Speaking to online newspaper Dan Tri on Thursday, Dinh Quy Nhan, chairman of Minh Hoa District People’s Committee, the local government, said experts had ascertained that the elephant, reportedly weighing four tons, had probably died about two days earlier.

The corpse was decomposing when it was discovered by locals in the Tan Hoa Commune forest, he said.

A group of forest rangers, police officers and officials from Tan Hoa and Cao Quang communes has been sent to the site to investigate the case, according to the news report.

It quoted local people as saying that the forest had been home to two adult elephants – one male and one female.

But, two years ago the male animal was poached for it tusks, so it was suspected that the newly-discovered carcass belonged to the female.

In the meantime, a report in Tien Phong (Pioneer) newspaper quoted wildlife experts as saying that the dead animal could be the last wild elephant in Quang Binh.

Thanh Nien News - April 4, 2013


Endangered Vietnam elephant 'skinned, disemboweled'

The skinned and mutilated corpse of one of Vietnam's dwindling population of endangered wild elephants has been discovered in a forest in central Quang Binh province, state media said Friday.

The female elephant's skin, tail, tusks, ears and many internal organs had been removed, the Tuoi Tre newspaper said, quoting local forest rangers.

It was not immediately clear why it was mutilated, but elephant ivory and other body parts are prized in Vietnam for decoration, as a talisman, and for use in traditional medicine.

Local residents reportedly recently saw an elephant wandering in the forest about 40 kilometres (25 miles) from the Laos border. They are more commonly found in Vietnam's Central Highlands.

Vietnam is home to some 100 wild elephants, according to state media, but habitat loss, human-animal conflict and poaching are seen as responsible for a sharp decline in the population in recent decades.

Environmental group WWF says Vietnam is one of the world's worst countries for trade in endangered species.
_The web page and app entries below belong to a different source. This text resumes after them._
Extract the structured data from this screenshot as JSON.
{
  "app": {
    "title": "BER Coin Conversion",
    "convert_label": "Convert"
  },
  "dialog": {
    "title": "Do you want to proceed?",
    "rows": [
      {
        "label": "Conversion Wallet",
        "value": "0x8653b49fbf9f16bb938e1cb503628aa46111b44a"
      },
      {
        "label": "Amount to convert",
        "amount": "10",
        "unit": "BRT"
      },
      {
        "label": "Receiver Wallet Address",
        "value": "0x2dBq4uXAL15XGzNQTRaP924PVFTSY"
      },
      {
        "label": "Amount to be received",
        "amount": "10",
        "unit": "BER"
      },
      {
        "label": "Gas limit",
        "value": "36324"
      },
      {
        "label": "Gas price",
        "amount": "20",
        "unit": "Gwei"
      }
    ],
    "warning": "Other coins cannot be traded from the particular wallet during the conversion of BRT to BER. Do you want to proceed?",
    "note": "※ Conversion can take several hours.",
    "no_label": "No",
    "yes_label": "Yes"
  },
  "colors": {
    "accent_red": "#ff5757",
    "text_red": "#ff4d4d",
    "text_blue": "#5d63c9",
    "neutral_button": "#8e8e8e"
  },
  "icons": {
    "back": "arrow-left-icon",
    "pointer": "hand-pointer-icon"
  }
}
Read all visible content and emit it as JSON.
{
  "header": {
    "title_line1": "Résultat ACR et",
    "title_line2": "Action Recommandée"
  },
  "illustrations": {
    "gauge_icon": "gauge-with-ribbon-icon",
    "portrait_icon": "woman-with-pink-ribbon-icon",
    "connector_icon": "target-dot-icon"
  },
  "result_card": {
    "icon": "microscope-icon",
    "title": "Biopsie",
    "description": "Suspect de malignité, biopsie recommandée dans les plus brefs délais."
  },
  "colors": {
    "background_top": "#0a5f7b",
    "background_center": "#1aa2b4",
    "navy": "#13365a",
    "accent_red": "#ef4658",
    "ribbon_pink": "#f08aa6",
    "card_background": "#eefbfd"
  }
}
Vietnam outlawed the ivory trade in 1992 but shops can still sell ivory dating from before the ban.

The Bangkok Post - April 6, 2013